Experts from around the world gathered at The Dickson Poon School of Law last week to launch a new project looking at the recent tendency towards autocratization in a number of countries, and different forms of resistance to this phenomenon.
(This article originally appears on the King's College Website)
On 10 and 11 November, the Transnational Law Institute (TLI) welcomed distinguished academics from all over the world to launch a new project, The Consortium on Global Resistance to Authoritarian Diffusion (GRAD).
The project will study authoritarian developments in selected countries and the domestic and international resistance to them. The event heard presentations on recent developments in Brazil, China, Hungary, India, South Africa and the United States, and on sanctions, transnational human rights resistance to authoritarianism and the political economy of autocratization.

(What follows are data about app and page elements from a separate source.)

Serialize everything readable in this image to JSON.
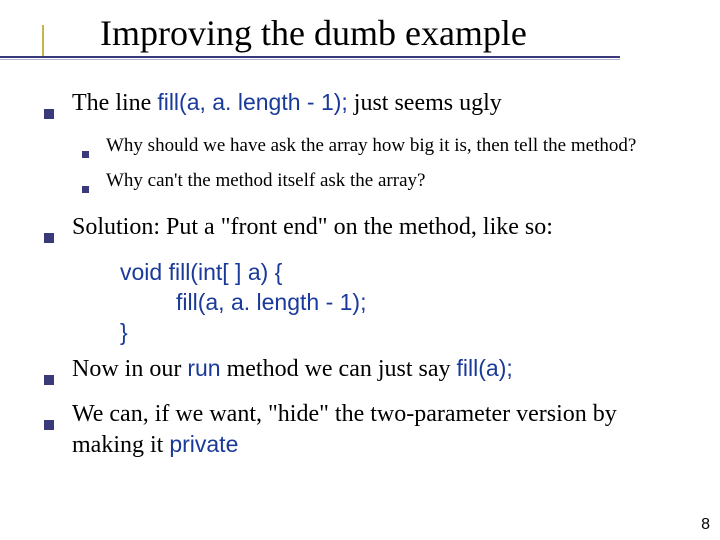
{
  "title": "Improving the dumb example",
  "page_number": "8",
  "b1": {
    "pre": "The line  ",
    "code": "fill(a, a. length - 1);",
    "post": "   just seems ugly",
    "sub1": "Why should we have ask the array how big it is, then tell the method?",
    "sub2": "Why can't the method itself ask the array?"
  },
  "b2": {
    "text": "Solution: Put a \"front end\" on the method, like so:",
    "code_l1": "void fill(int[ ] a) {",
    "code_l2": "fill(a, a. length - 1);",
    "code_l3": "}"
  },
  "b3": {
    "pre": "Now in our ",
    "code1": "run",
    "mid": " method we can just say  ",
    "code2": "fill(a);"
  },
  "b4": {
    "pre": "We can, if we want, \"hide\" the two-parameter version by making it ",
    "code": "private"
  }
}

Professor Octavio Ferraz, co-Director of the Transnational Law Institute (TLI), said: “It was great to welcome friends from the US, Brazil, Hungary, India, South Africa and China to the first event of GRAD. Resistance to autocratization is not only an important topic but one which lawyers are particularly well placed to study.”

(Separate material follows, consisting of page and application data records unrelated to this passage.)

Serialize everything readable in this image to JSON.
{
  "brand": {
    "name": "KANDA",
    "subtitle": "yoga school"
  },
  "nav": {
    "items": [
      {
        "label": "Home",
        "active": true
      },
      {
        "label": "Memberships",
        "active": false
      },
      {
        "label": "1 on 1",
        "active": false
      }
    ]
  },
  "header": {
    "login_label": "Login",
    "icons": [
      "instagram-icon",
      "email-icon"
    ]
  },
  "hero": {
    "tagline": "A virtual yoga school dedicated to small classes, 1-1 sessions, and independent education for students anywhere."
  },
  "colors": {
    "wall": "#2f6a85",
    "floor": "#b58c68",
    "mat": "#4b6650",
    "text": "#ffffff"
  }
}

The GRAD Consortium is supported by the initial GRAD Partners: the TLI, based at The Dickson Poon School of Law, King’s College London; the Fundação Getúlio Vargas Law School in Sao Paulo (FGVLAW-SP), the University of Wisconsin Law School (UW), and the Project on Autocratic Legalism (PAL), an International Research Collaborative (IRC) within the Law and Society Association.
Fabio de Sa e Silva, Assistant Professor of International Studies & Wick Cary Professor of Brazilian Studies at the University of Oklahoma, said: “There is plenty of writing on autocratization processes and democratic decline, but not enough on legal resistance to those processes, and that is why this project is unique.”

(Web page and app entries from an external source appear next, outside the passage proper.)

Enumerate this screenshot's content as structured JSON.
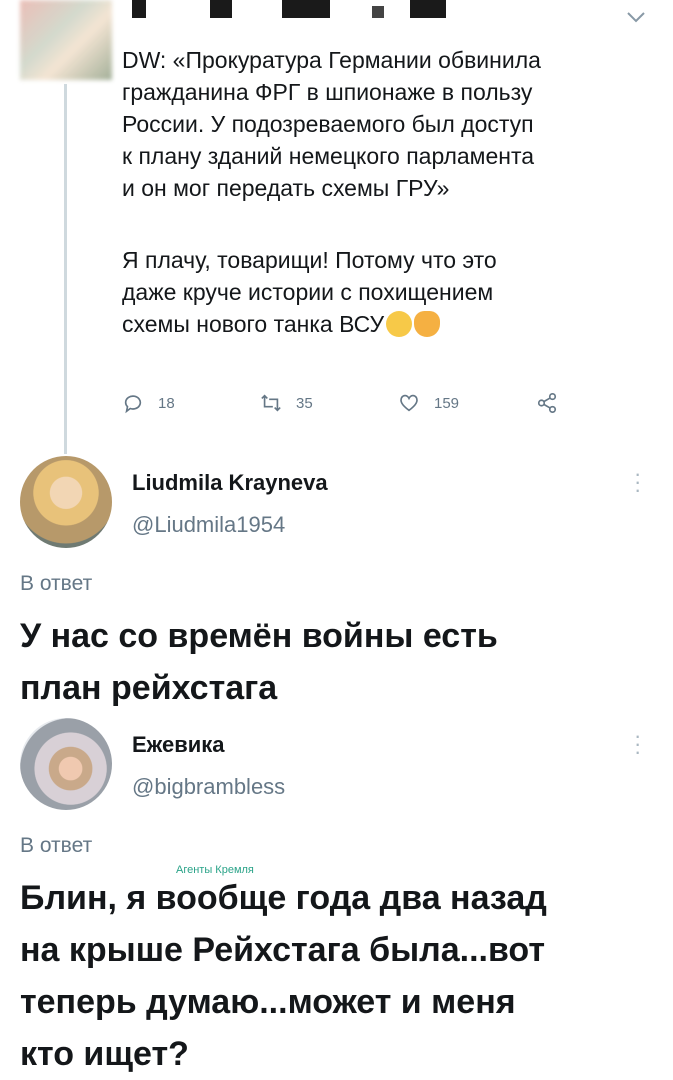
{
  "main_tweet": {
    "paragraph1": "DW: «Прокуратура Германии обвинила\nгражданина ФРГ в шпионаже в пользу\nРоссии. У подозреваемого был доступ\nк плану зданий немецкого парламента\nи он мог передать схемы ГРУ»",
    "paragraph2": "Я плачу, товарищи! Потому что это\nдаже круче истории с похищением\nсхемы нового танка ВСУ",
    "replies": "18",
    "retweets": "35",
    "likes": "159"
  },
  "reply1": {
    "name": "Liudmila Krayneva",
    "handle": "@Liudmila1954",
    "in_reply_to": "В ответ",
    "text": "У нас со времён войны есть\nплан рейхстага"
  },
  "reply2": {
    "name": "Ежевика",
    "handle": "@bigbrambless",
    "in_reply_to": "В ответ",
    "text": "Блин, я вообще года два назад\nна крыше Рейхстага была...вот\nтеперь думаю...может и меня\nкто ищет?"
  },
  "watermark": "Агенты Кремля",
  "colors": {
    "text": "#14171a",
    "secondary": "#657786",
    "thread_line": "#cfd9de"
  },
  "icons": [
    "reply-icon",
    "retweet-icon",
    "like-icon",
    "share-icon",
    "more-icon",
    "chevron-down-icon"
  ]
}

Professor Oscar Vilheha Vieira, Professor of Constitutional Law and Dean at FGV São Paulo Law School, agreed: “The growing number of people living in countries going through a process of autocratization since 2011 is scary. There is no doubt we live in a democratic crisis.”